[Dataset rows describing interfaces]
|---|

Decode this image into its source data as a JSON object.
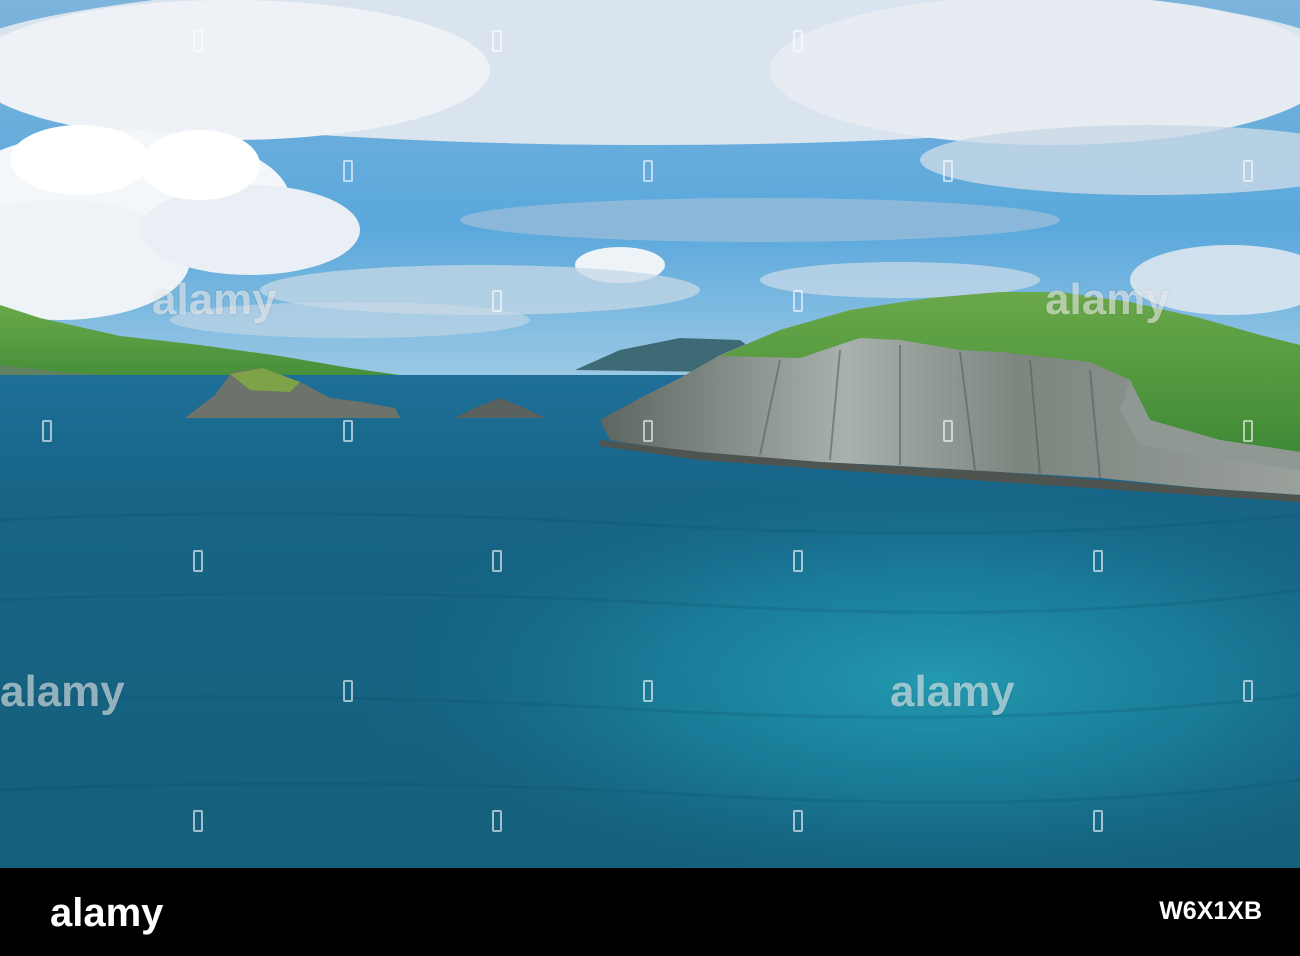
{
  "image": {
    "watermark_text": "alamy",
    "footer": {
      "brand": "alamy",
      "image_id": "W6X1XB"
    },
    "colors": {
      "sky": "#5fa8d6",
      "cloud": "#f2f5f8",
      "sea_deep": "#135f7e",
      "sea_turquoise": "#1f8faa",
      "grass": "#4f9a3c",
      "cliff": "#8e9696",
      "footer_bg": "#000000"
    }
  }
}
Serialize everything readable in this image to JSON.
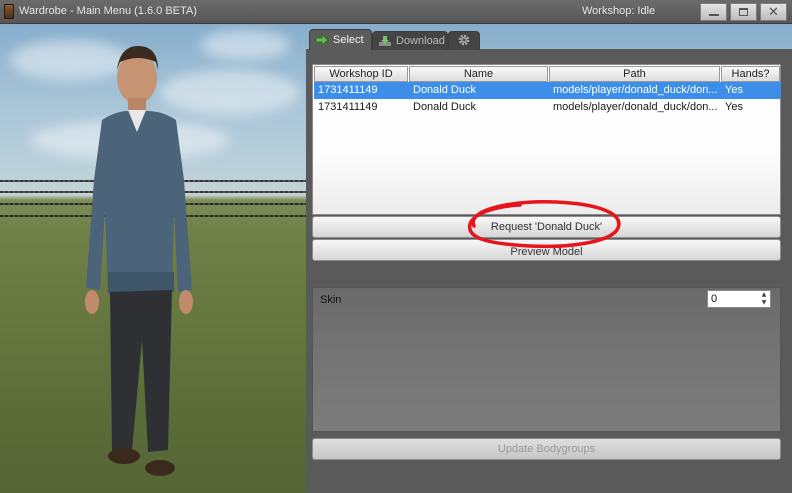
{
  "window": {
    "title": "Wardrobe - Main Menu (1.6.0 BETA)",
    "status": "Workshop: Idle",
    "controls": {
      "minimize": "▭",
      "maximize": "□",
      "close": "✕"
    }
  },
  "tabs": [
    {
      "label": "Select",
      "icon": "arrow-right-icon",
      "active": true
    },
    {
      "label": "Download",
      "icon": "download-icon",
      "active": false
    },
    {
      "label": "",
      "icon": "gear-icon",
      "active": false
    }
  ],
  "table": {
    "columns": [
      "Workshop ID",
      "Name",
      "Path",
      "Hands?"
    ],
    "rows": [
      {
        "workshop_id": "1731411149",
        "name": "Donald Duck",
        "path": "models/player/donald_duck/don...",
        "hands": "Yes",
        "selected": true
      },
      {
        "workshop_id": "1731411149",
        "name": "Donald Duck",
        "path": "models/player/donald_duck/don...",
        "hands": "Yes",
        "selected": false
      }
    ]
  },
  "buttons": {
    "request": "Request 'Donald Duck'",
    "preview": "Preview Model",
    "update_bodygroups": "Update Bodygroups"
  },
  "skin": {
    "label": "Skin",
    "value": "0"
  },
  "colors": {
    "selection": "#3d8ee8",
    "annotation": "#e8141b",
    "panel": "#5a5a5a"
  }
}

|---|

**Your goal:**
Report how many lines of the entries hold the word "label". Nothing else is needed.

**Answer section:**
4